If a paper is conditionally accepted, then a mandatory Contributorship Template needs to be filled out where information on all authors is provided, including their respective contributorships (according to the CRediT System). This information will also be available on the final published paper.


Guidelines for Reporting Standards

PS strongly recommends that authors follow the journal reporting standards (JARS) set forth by the American Psychological Association (APA). The JARS fall into three categories that will likely cover most if not all empirical papers submitted to PS: JARS-Quant for quantitative data, JARS-Qual for qualitative data, and JARS-Mixed for mixed-methods combining quantitative and qualitative data.

JARS-Quant Reporting Standards

Decision flowchart
Participant flowchart
General reporting guidelines for quantitative data
Non-experimental designs
Longitudinal designs
Meta-analyses (quantitative)
Replication studies
Experimental designs
Random assignment
Non-random assignment
Clinical trials
N-of-1 studies
Structural equation modeling (SEM)
Bayesian statistics

JARS-Qual Reporting Standards

General reporting guidelines for qualitative data
Meta-analyses (qualitative)

JARS-Mixed Reporting Standards

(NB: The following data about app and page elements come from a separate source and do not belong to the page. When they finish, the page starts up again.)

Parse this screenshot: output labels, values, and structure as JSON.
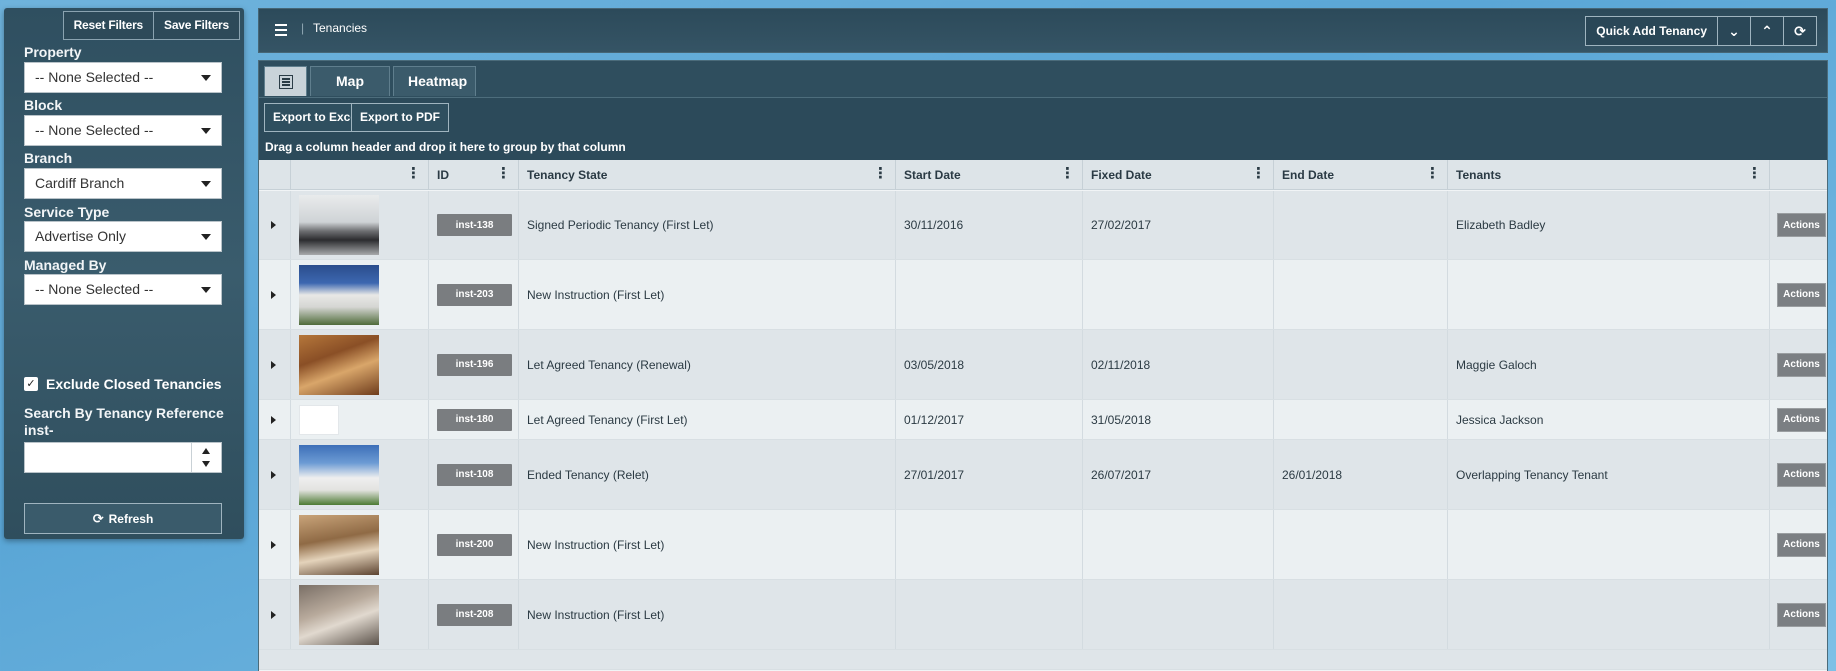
{
  "filters": {
    "reset_label": "Reset Filters",
    "save_label": "Save Filters",
    "property_label": "Property",
    "property_value": "-- None Selected --",
    "block_label": "Block",
    "block_value": "-- None Selected --",
    "branch_label": "Branch",
    "branch_value": "Cardiff Branch",
    "service_type_label": "Service Type",
    "service_type_value": "Advertise Only",
    "managed_by_label": "Managed By",
    "managed_by_value": "-- None Selected --",
    "exclude_closed_label": "Exclude Closed Tenancies",
    "exclude_closed_checked": true,
    "search_label": "Search By Tenancy Reference",
    "search_prefix": "inst-",
    "search_value": "",
    "refresh_label": "Refresh"
  },
  "topbar": {
    "breadcrumb_sep": "|",
    "title": "Tenancies",
    "quick_add_label": "Quick Add Tenancy"
  },
  "tabs": {
    "map_label": "Map",
    "heatmap_label": "Heatmap"
  },
  "toolbar": {
    "export_excel_label": "Export to Excel",
    "export_pdf_label": "Export to PDF",
    "group_hint": "Drag a column header and drop it here to group by that column"
  },
  "grid": {
    "columns": {
      "id": "ID",
      "state": "Tenancy State",
      "start": "Start Date",
      "fixed": "Fixed Date",
      "end": "End Date",
      "tenants": "Tenants"
    },
    "action_label": "Actions",
    "rows": [
      {
        "id": "inst-138",
        "state": "Signed Periodic Tenancy (First Let)",
        "start": "30/11/2016",
        "fixed": "27/02/2017",
        "end": "",
        "tenants": "Elizabeth Badley",
        "thumb": "living-room"
      },
      {
        "id": "inst-203",
        "state": "New Instruction (First Let)",
        "start": "",
        "fixed": "",
        "end": "",
        "tenants": "",
        "thumb": "apartment-block"
      },
      {
        "id": "inst-196",
        "state": "Let Agreed Tenancy (Renewal)",
        "start": "03/05/2018",
        "fixed": "02/11/2018",
        "end": "",
        "tenants": "Maggie Galoch",
        "thumb": "lounge-wood"
      },
      {
        "id": "inst-180",
        "state": "Let Agreed Tenancy (First Let)",
        "start": "01/12/2017",
        "fixed": "31/05/2018",
        "end": "",
        "tenants": "Jessica Jackson",
        "thumb": "placeholder"
      },
      {
        "id": "inst-108",
        "state": "Ended Tenancy (Relet)",
        "start": "27/01/2017",
        "fixed": "26/07/2017",
        "end": "26/01/2018",
        "tenants": "Overlapping Tenancy Tenant",
        "thumb": "house"
      },
      {
        "id": "inst-200",
        "state": "New Instruction (First Let)",
        "start": "",
        "fixed": "",
        "end": "",
        "tenants": "",
        "thumb": "sitting-room"
      },
      {
        "id": "inst-208",
        "state": "New Instruction (First Let)",
        "start": "",
        "fixed": "",
        "end": "",
        "tenants": "",
        "thumb": "bedroom"
      }
    ]
  },
  "colors": {
    "panel": "#2f4f60",
    "badge": "#7a7d80",
    "row_odd": "#dfe5e9",
    "row_even": "#ebf0f2"
  }
}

General reporting guidelines for mixed-method data (quantitative and qualitative)
In addition, the JARS-Quant and JARS-Qual recommendations summarized above should be consulted and used.

A glossary of terms can be found here.

Appelbaum, M., Cooper, H., Kline, R. B., Mayo-Wilson, E., Nezu, A. M., & Rao, S. M. (2018). Journal article reporting standards for quantitative research in psychology: The APA Publications and Communications Board task force report. American Psychologist, 73(1), 3-25.

Levitt, H. M., Bamberg, M., Creswell, J. W., Frost, D. M., Josselson, R., & Suárez-Orozco, C. (2018). Journal article reporting standards for qualitative primary, qualitative meta-analytic, and mixed methods research in psychology: The APA Publications and Communications Board task force report. American Psychologist, 73(1), 26-46.